Knee Surgery & Related Research  
Long-Term Clinical Results of Unicompartmental Knee Arthroplasty in Patients Younger than 60 Years of Age: Minimum 10-Year Follow-up
Kyung Tae Kim, MD, Song Lee, MD, Jung Soo Lee, MD, Min Su Kang, MD, and Ki Hyuk Koo, MD
Department of Orthopedic Surgery, Seoul Sacred Heart General Hospital, Seoul, Korea
Correspondence to: Kyung Tae Kim, MD
Department of Orthopedic Surgery, Seoul Sacred Heart General Hospital, 259 Wangsan-ro, Dongdaemoon-gu, Seoul 02488, Korea
Tel: +82-2-966-1616, Fax: +82-2-968-2394
E-mail: kktkimos@hanmail.net
Received: April 27, 2017; Revised: August 25, 2017; Accepted: August 28, 2017; Published online: January 4, 2018.
© Korean Knee Society. All rights reserved.

This is an Open Access article distributed under the terms of the Creative Commons Attribution Non-Commercial License (http://creativecommons.org/licenses/by-nc/4.0/) which permits unrestricted non-commercial use, distribution, and reproduction in any medium, provided the original work is properly cited.
Abstract
Purpose: To evaluate the long-term clinical results and survivorship of unicompartmental knee arthroplasty (UKA) in patients younger than 60 years of age. Materials and Methods: One hundred and six cases of medial UKA with a minimum follow-up of 10 years were selected for this study. There were 80 patients and the preoperative diagnosis was osteoarthritis in all cases. The mean age of the patients was 54.2 years and the mean duration of follow-up was 12.1 years. Clinical assessments were performed using the Knee Society clinical rating system, and a survival analysis was performed using the Kaplan-Meier method. Results: The mean knee and function scores improved from 52.8±8.4 points and 56.6±10.6 points preoperatively to 85.4±9.1 points and 84.7±10.4 points at the last follow-up, respectively (p<0.001). The mean range of motion was recovered from 130.7° to 132.8° at the last follow-up. Complications occurred in 20 cases (16.7%) and the most prevalent complication was mobile bearing dislocation (n=9, 7.5%). The 10-year survival rate was 92.8% when conversion to total knee arthroplasty was defined as failure, whereas 89.3% when failure was defined as all revision surgeries. Conclusions: The long-term clinical results of UKA were satisfactory in patients under 60 years of age. Therefore, UKA could be a useful method for the treatment of medial compartment osteoarthritis of the knee in patients younger than 60 years of age.
Keywords: Knee, Osteoarthritis, Arthroplasty, Unicompartmental, Survivorship, Younger patient
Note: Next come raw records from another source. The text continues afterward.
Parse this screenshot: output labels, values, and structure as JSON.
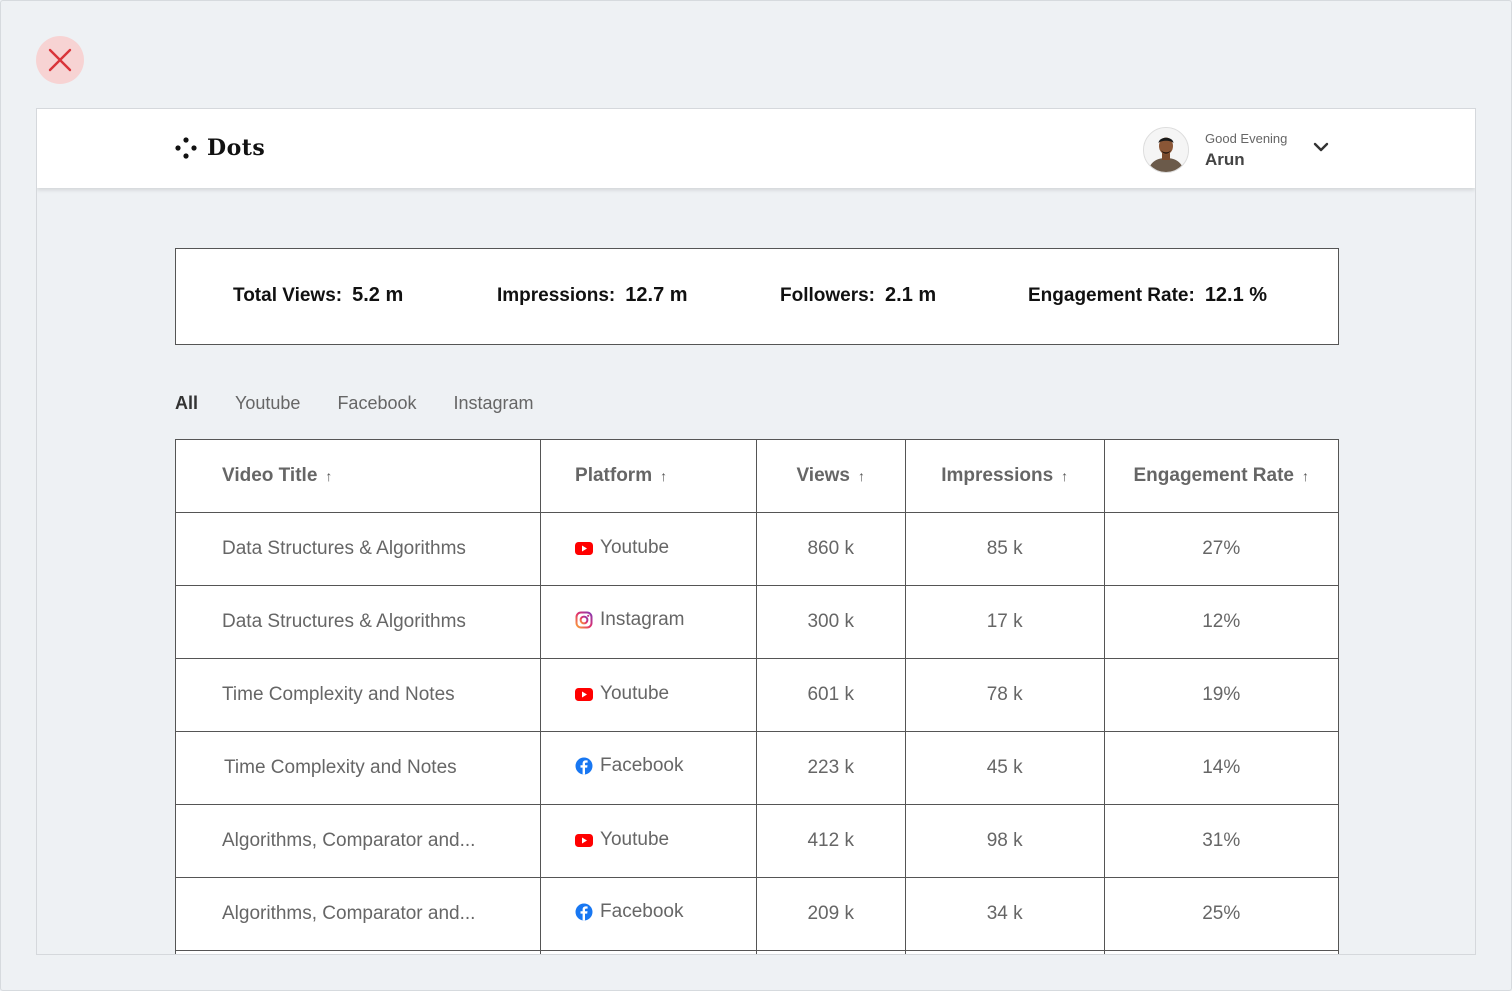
{
  "app": {
    "brand": "Dots"
  },
  "user": {
    "greeting": "Good Evening",
    "name": "Arun"
  },
  "stats": [
    {
      "label": "Total Views:",
      "value": "5.2 m"
    },
    {
      "label": "Impressions:",
      "value": "12.7 m"
    },
    {
      "label": "Followers:",
      "value": "2.1 m"
    },
    {
      "label": "Engagement Rate:",
      "value": "12.1 %"
    }
  ],
  "tabs": [
    {
      "label": "All",
      "active": true
    },
    {
      "label": "Youtube",
      "active": false
    },
    {
      "label": "Facebook",
      "active": false
    },
    {
      "label": "Instagram",
      "active": false
    }
  ],
  "table": {
    "sort_glyph": "↑",
    "headers": [
      "Video Title",
      "Platform",
      "Views",
      "Impressions",
      "Engagement Rate"
    ],
    "rows": [
      {
        "title": "Data Structures & Algorithms",
        "platform": "Youtube",
        "icon": "youtube-icon",
        "views": "860 k",
        "impressions": "85 k",
        "engagement": "27%"
      },
      {
        "title": "Data Structures & Algorithms",
        "platform": "Instagram",
        "icon": "instagram-icon",
        "views": "300 k",
        "impressions": "17 k",
        "engagement": "12%"
      },
      {
        "title": "Time Complexity and Notes",
        "platform": "Youtube",
        "icon": "youtube-icon",
        "views": "601 k",
        "impressions": "78 k",
        "engagement": "19%"
      },
      {
        "title": "Time Complexity and Notes",
        "platform": "Facebook",
        "icon": "facebook-icon",
        "views": "223 k",
        "impressions": "45 k",
        "engagement": "14%"
      },
      {
        "title": "Algorithms, Comparator and...",
        "platform": "Youtube",
        "icon": "youtube-icon",
        "views": "412 k",
        "impressions": "98 k",
        "engagement": "31%"
      },
      {
        "title": "Algorithms, Comparator and...",
        "platform": "Facebook",
        "icon": "facebook-icon",
        "views": "209 k",
        "impressions": "34 k",
        "engagement": "25%"
      },
      {
        "title": "",
        "platform": "",
        "icon": "",
        "views": "",
        "impressions": "",
        "engagement": ""
      }
    ]
  },
  "colors": {
    "close_bg": "#f7d3d3",
    "close_x": "#d9343a",
    "youtube": "#ff0000",
    "facebook": "#1877f2",
    "page_bg": "#eef1f4"
  }
}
e-submission

This Article


Social Network Service

Archives

Indexed/Covered by